Also, while most sparkling wines are white or rosé, there are some satifisfying reds, like the sparking Shiraz of Australia of the Italian Lambrusco. Zona says these are great for drinking with sturdier, heartier meals, but he sees the reds as more of a wine pairing than a sparkling wine pairing.
Zona says he drinks champagne or sparkling wine (whites and rosés) with anything that you would normally drink beer with — pizza, burgers, Asian food — since the effervescence has a clean, refreshing effect.
If you're having birthday cake, cookies or sweets, Zona recommends the Gruet demi sec. With pancakes (for New Year's Day, of course!), Zona says try a sparkling rosé from Austria called Durnberg.
While there is much more information in the episode, we know you need to get shopping, so here are Zona's picks for sparkling wine:

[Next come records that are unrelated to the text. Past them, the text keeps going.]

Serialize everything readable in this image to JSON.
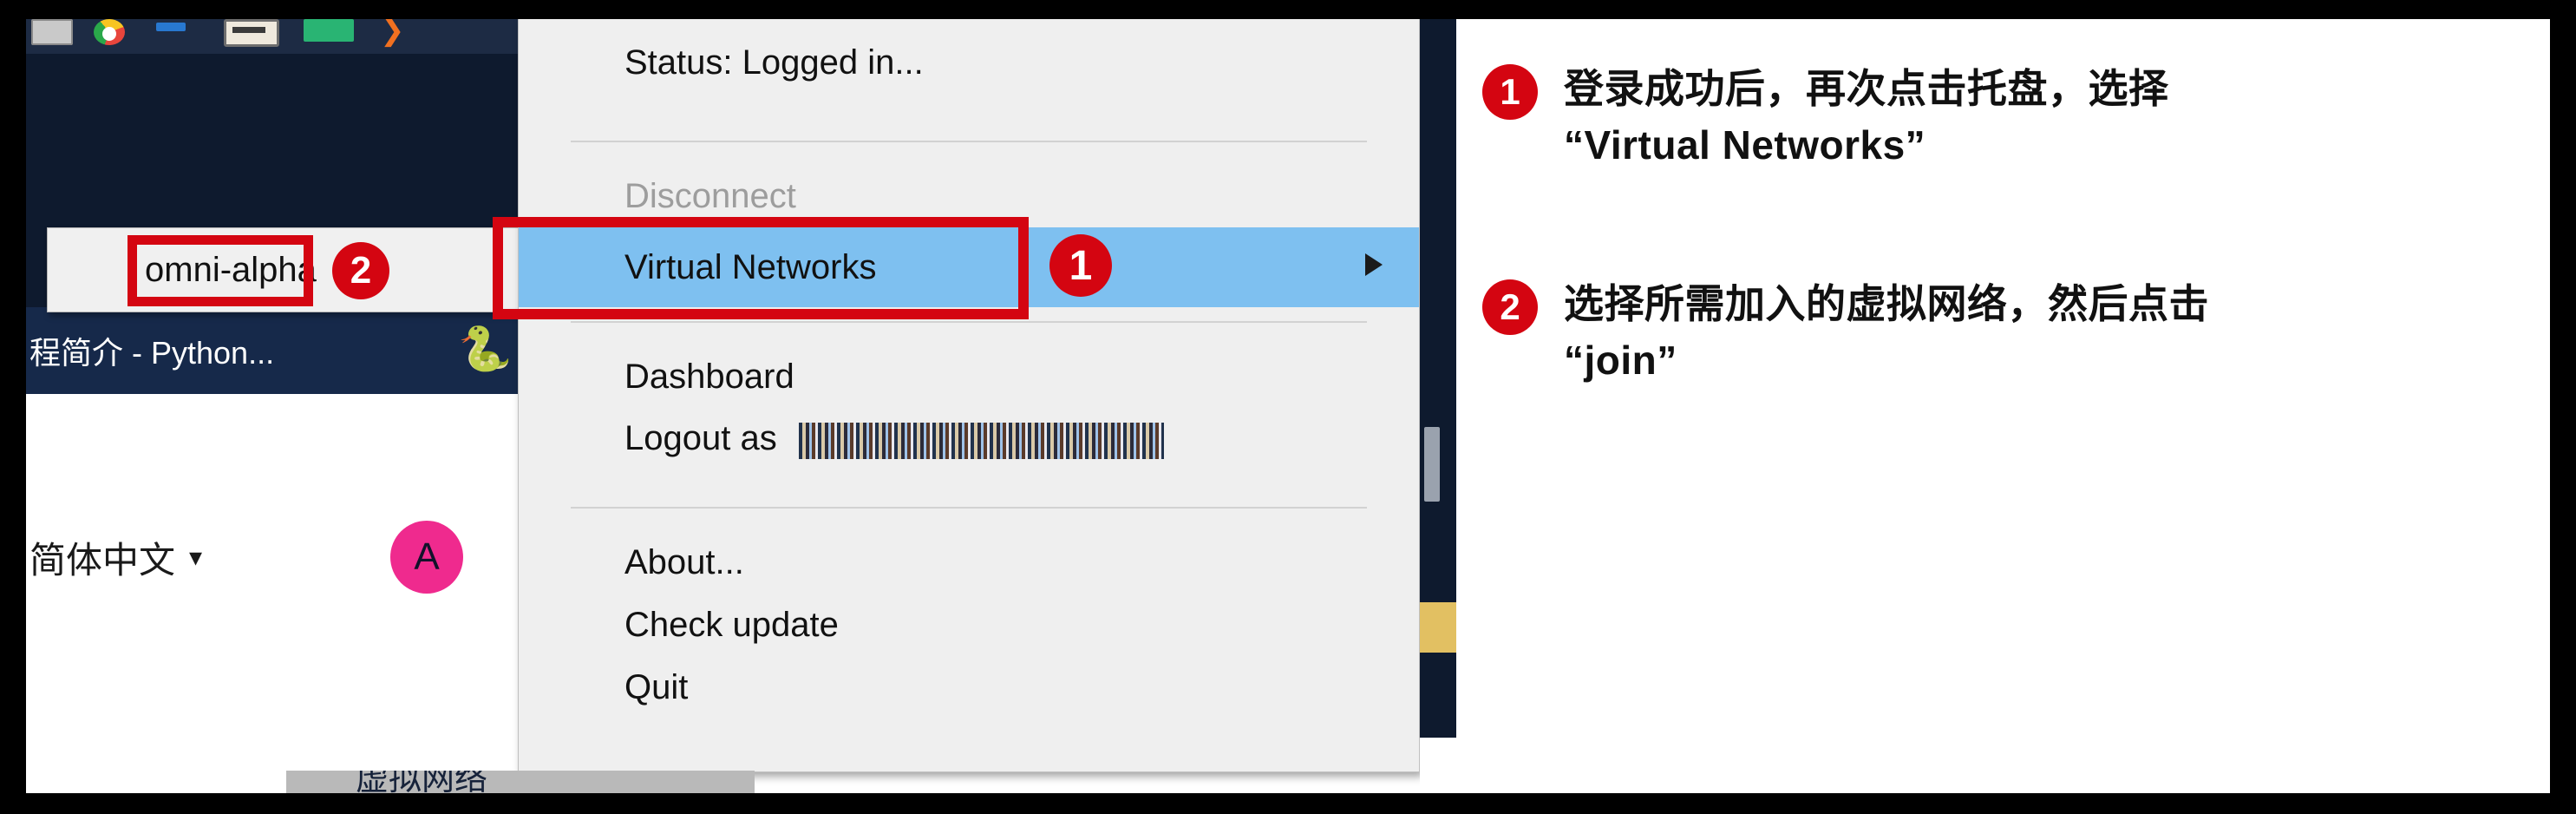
{
  "taskbar": {
    "icons": [
      {
        "name": "monitor-icon"
      },
      {
        "name": "chrome-icon"
      },
      {
        "name": "blue-app-icon"
      },
      {
        "name": "keyboard-icon"
      },
      {
        "name": "green-app-icon"
      },
      {
        "name": "orange-swoosh-icon"
      }
    ]
  },
  "background_app": {
    "window_title": "程简介 - Python...",
    "python_logo": "python-logo-icon",
    "language_selector": {
      "label": "简体中文",
      "caret": "chevron-down-icon"
    },
    "avatar_initial": "A"
  },
  "submenu": {
    "title": "omni-alpha",
    "highlight_color": "#d40511",
    "badge": "2"
  },
  "tray_menu": {
    "items": [
      {
        "id": "status",
        "label": "Status: Logged in...",
        "disabled": false,
        "highlighted": false
      },
      {
        "id": "disconnect",
        "label": "Disconnect",
        "disabled": true,
        "highlighted": false
      },
      {
        "id": "virtual",
        "label": "Virtual Networks",
        "disabled": false,
        "highlighted": true,
        "has_submenu": true,
        "badge": "1"
      },
      {
        "id": "dashboard",
        "label": "Dashboard",
        "disabled": false,
        "highlighted": false
      },
      {
        "id": "logout",
        "label": "Logout as ",
        "disabled": false,
        "highlighted": false,
        "email": "barca8best@gmail.com"
      },
      {
        "id": "about",
        "label": "About...",
        "disabled": false,
        "highlighted": false
      },
      {
        "id": "checkupdate",
        "label": "Check update",
        "disabled": false,
        "highlighted": false
      },
      {
        "id": "quit",
        "label": "Quit",
        "disabled": false,
        "highlighted": false
      }
    ],
    "highlight_bg": "#7ec0f0",
    "callout_color": "#d40511"
  },
  "bottom_clipped_text": "虚拟网络",
  "annotations": [
    {
      "badge": "1",
      "line1": "登录成功后，再次点击托盘，选择",
      "line2": "“Virtual Networks”"
    },
    {
      "badge": "2",
      "line1": "选择所需加入的虚拟网络，然后点击",
      "line2": "“join”"
    }
  ]
}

- Castellar Cava
- Gloria Ferrer
- Roederer Estate
- Lucien Albrecht Cremant d'Alsace
- Opera 02 Lambrusco
- Mirabelle by Schramsberg
- Iron Horse
Some Favorites (who's treating?):
We'll end with another quote cited by Zona in the episode:
I drink champagne when I'm happy and when I'm sad. Sometimes I drink it when I'm alone. When I have company I consider it obligatory. I trifle with it if I'm not hungry and drink it when I am. Otherwise I never touch it - unless I'm thirsty. ~ Madame Lilly Bollinger
Where to shop?
Local purveyors include the Village Wine Shop, Maplewood Liquors, Springfield Liquors, and Kasper's Wines & Liquors in Maplewood; The Wine Shop and Dave's Liquors in Millburn; the Wine Library on Millburn Avenue in Springfield; and University Wines & Spirits, Town Hall Delicatessen and A & D Deli & Liquors in South Orange. Amanti Vino, Magnolia's Wines & Spirits, Merit Fine Wines & Liquor and The Romany Liquor Shop in Montclair.